Alumni of the Month Oct '12
Although her career has literally taken her around the world, Colorado has always been the happiest spot for Roxanne Jensen. After Jensen graduated from St. Olaf College in 1981 with a dual BA in chemistry and philosophy, she returned to her hometown of Colorado Springs to intern at a local firm that would later become part of the Denver-based Rothgerber Johnson & Lyons. This experience affirmed Jensen's interest in attending law school, and in 1985 she earned her JD from Colorado Law. Following law school, Jensen clerked for then-Chief Judge Sherman Finesilver at the U.S. District Court for the District of Colorado.
Jensen joined the Denver office of San Francisco-based Morrison & Foerster in 1987 and practiced there for 17 years. At Morrison & Foerster, Jensen worked with a number of seasoned and renowned litigators, including Steve Dunham and the late Robert Hanley, both of whom mentored Jensen and helped solidify her interest in litigation. Intellectual property was a growing area during Jensen's early years in practice, and she capitalized on the rise of IP law, developing a specialty practice in intellectual property ownership and antitrust policy. Morrison & Foerster had and still has a tremendous presence in Asia, which allowed Jensen to spend a substantial amount of her time serving Japanese clients at home and abroad. Jensen was the managing partner for Morrison & Foerster's Denver office for three years.

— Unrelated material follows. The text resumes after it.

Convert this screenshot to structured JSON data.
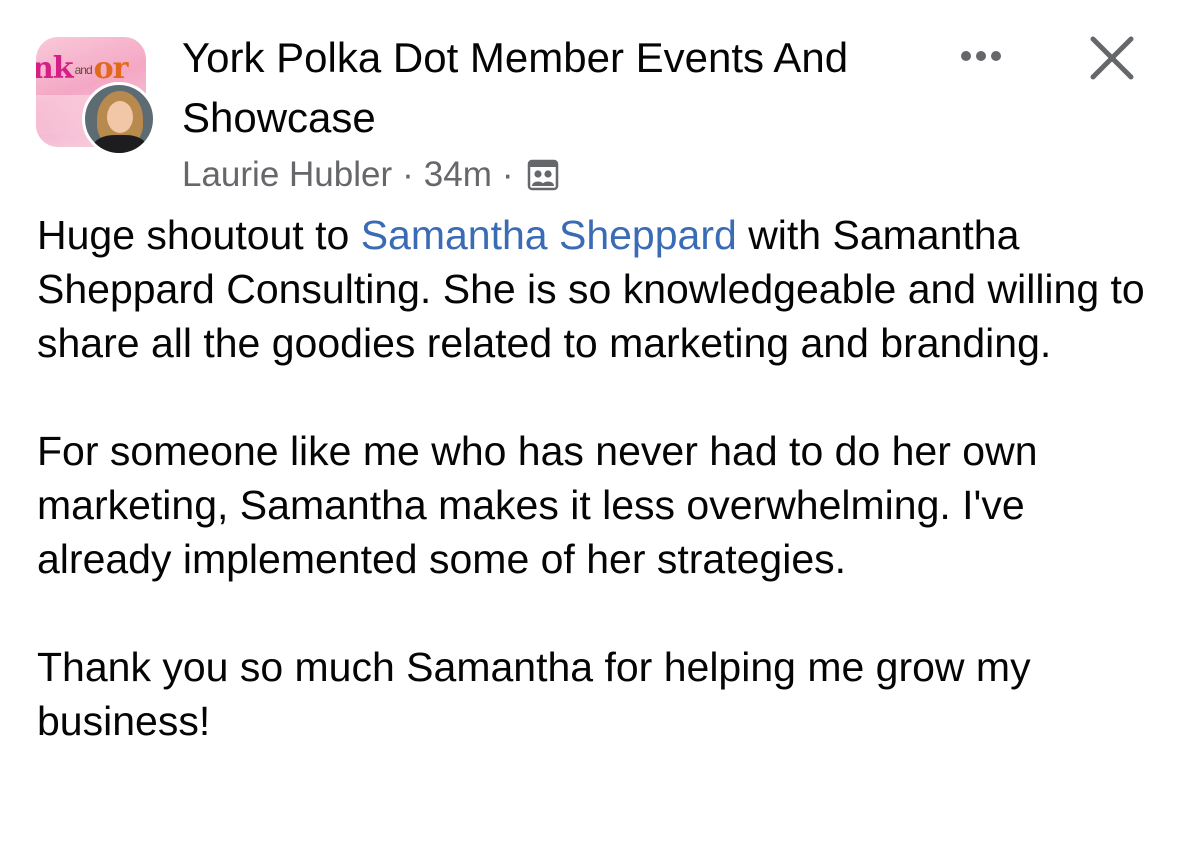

In 2006 Jensen withdrew from the partnership and she later established a Lateral Partners and Firm Mergers division for a national recruiting company, growing the business successfully for four years. Jensen joined Catapult Growth Partners in 2011, where she remains employed as a consultant for law firms nationwide on a wide range of management issues, including growth and business strategies, talent management, market differentiation, governance, compensation, and succession planning. Her consulting practice draws upon years of law firm practice and management experience and her expansive knowledge of the market–from top-tier international firms to fledgling firms.
In addition to her work at Catapult, Jensen remains extremely involved in the community and at Colorado Law. Currently, Jensen serves in key positions for several community organizations. She is on the Board of Trustees of Challenge Denver, an organization that develops and provides anti-bullying and community-building programs for schools and for Teach for America. She also is on the board of Stanley British Primary School, a K-8 school focused on individualized learning in multi-aged classrooms. In addition, she serves on the development committee for El Sistema Colorado, the Colorado affiliate of the worldwide organization that provides intensive musical training for elementary-aged and older school children as a path to broader opportunities for students who may not otherwise progress. Jensen is also a member of the Dean's Advisory Council at Colorado Law, a group of business and legal leaders that provides strategic advice and input to Dean Phil Weiser.
What is your fondest memory of being a student at Colorado Law?
Graduating! Seriously, I enjoyed the rigor and intellectual stimulation of Colorado Law; but the privilege of receiving the degree and realizing the doors it opened for me was the real zinger. I'm very thankful for my experience.
What do you know now that you wish you had known in law school?
The practice of law and related pursuits invite—indeed demand—tremendous creativity. Law school can seem mind-narrowing, since much of the academic work focuses on providing the framework for practice by looking to structure (systems and codes) and examples from the past (case law). Having been a philosophy and chemistry major in college, the law school rubric sometimes felt confining to me. It's not. The best lawyers—who are also the best counselors and advisors—think broadly and creatively.
What advice would you give to current students as they're preparing to graduate?
On finding your path: network, network, network.
On being the best lawyer you can be: go beyond the rubric, challenge the current thinking, and create!
Who was the biggest influence on your career?
Inside the practice, Steve Dunham, now VP and General Counsel at Penn State and immediate past VP and GC at Johns Hopkins. His current position (achieved in March) speaks eloquently to his capacities, both intellectual and emotional. I couldn't have had a better mentor and partner at Morrison & Foerster.
Outside the practice, my dad, who I see as the consummate big-thinker. He has passed on so many wonderful bits of wisdom, including the importance of reinventing and repurposing oneself daily. Now in his late 70s, he still asks himself every morning: "Lord, what should I be when I grow up?"
Of what accomplishment are you most proud?
Professionally, it's hard not to focus on the present–I'm proud that my career as a whole has led me to the place where I can be a helpful resource for strategic thinking in law firms, especially at a time when the business model for legal services is challenged.
Personally, I'm proud of working with my husband (appellate lawyer Dean Neuwirth) to raise our delightful 14, 12, and 10 year-old kids, who astonish me every day with their capacity for love and their amazing gifts.